From Wikipedia, the free encyclopedia
Jump to: navigation, search

David Aiken (October 4, 1917 – July 23, 2011) was an American operatic baritone, opera director, and United States Army Air Corps (USSAC) officer. He was particularly associated with the works of Gian Carlo Menotti, and is best remembered for creating the role of King Melchior in the world premiere of Menotti's Amahl and the Night Visitors.

Life and career[edit]

Born in Benton, Illinois, Aiken studied English at Southern Illinois Normal College, where he matriculated in 1935. While a student there he was a member of the university's choir and studied singing privately with Grace Duty in Marion, Illinois. After earning his diploma in 1939, he briefly worked as a high school English teacher and track coach before accepting a post with the St. Louis Municipal Opera. He left that position in 1942 to join the USAAC, where he was trained as a fighter pilot and commissioned as a second lieutenant. He spent the remainder of World War II flying the Consolidated B-24 Liberator for missions in both Germany and Italy. He remained a reserve officer and command pilot in the Air Force with the rank of lieutenant colonel up through 1972.[1]

After World War II, Aiken pursued further studies in music at the Jacobs School of Music of Indiana University Bloomington. Shortly after completing these studies, he made his debut on Broadway in May 1950 in the original production of Gian Carlo Menotti's The Consul; having replaced George Jongeyans as Mr. Kofner. After the show closed the following November, he and several of the other Broadway cast members took the show on tour for performances in Paris and London. He later returned to Broadway in March 1954 to create the role of Eddington in the original production of Sigmund Romberg's The Girl in Pink Tights.
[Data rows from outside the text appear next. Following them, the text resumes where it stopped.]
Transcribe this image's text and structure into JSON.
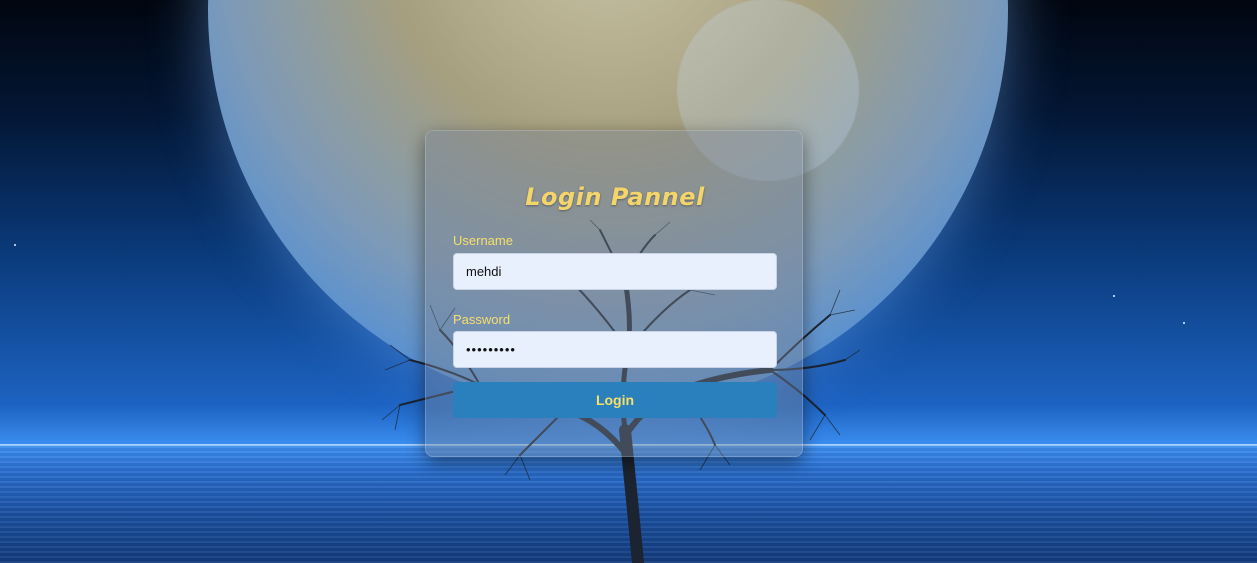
{
  "login_panel": {
    "title": "Login Pannel",
    "username_label": "Username",
    "username_value": "mehdi",
    "password_label": "Password",
    "password_value": "mehdi1234",
    "login_button": "Login"
  },
  "colors": {
    "title": "#f4d56c",
    "label": "#f8df6a",
    "button": "#2a7fbd",
    "input_background": "#e8f0fe"
  },
  "icons": [
    "moon-illustration",
    "tree-illustration"
  ]
}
He left that show in June 1954 only to return to Broadway the following December to originate the role of Salvatore in the premiere of Menotti's The Saint of Bleecker Street.[2][3]

After the critical success of The Consul, Menotti was invited by NBC to compose an opera for television which was to be performed by the newly created NBC Opera Theatre (NBCOT). What resulted was the highly successful Christmas opera Amahl and the Night Visitors which was premiered on Christmas Eve of 1951 in a national broadcast to millions.[4] For this production, Menotti enlisted the forces of many of the singers from The Consul; including Aiken who was cast in the role of King Melchior.[3] He continued to portray that role, along with the other original adult cast members, for annual live television broadcasts up through 1962.[5] They also gave annual national tours of Amahl, performing with symphony orchestras in concerts throughout the United States.[6]

In 1968 Aiken joined the voice faculty at the Indiana University Jacobs School of Music where he taught for many years. During the 1970s and 1980s he operated the David Aiken Touring Opera Company which presented annual tours of Amahl and the Night Visitors. Aiken directed the productions and continued to perform the role of King Melchior as well.[7][8]

David Aiken died in Linton, Indiana at the age of 93.[9]


  1. ^ Biography of David Aiken
  2. ^ Frances Stephens. The Theatre World Annual, Rockliff, 1951.
  3. ^ a b John Ardoin. The Stages of Menotti, Doubleday Press, 1985
  4. ^ Olin Downes (December 25, 1951). "Menotti Opera, the First for TV, Has Its Premiere". The New York Times. 
  5. ^ Paul Gruber. "The Metropolitan Opera guide to recorded opera". Google Books. 
  6. ^ Mitchell Hadley. "Three Kings in 50 Minutes". 
  7. ^ "Amahl' To Be Staged In Asheville". Asheville Times. December 11, 1985. 
  8. ^ "'Amahl' Has Touch of Authenticity", Los Angeles Times, December 6, 1983
  9. ^ Greene County Daily World (July 24, 2011). "Obituary: David M. Aiken"

External links[edit]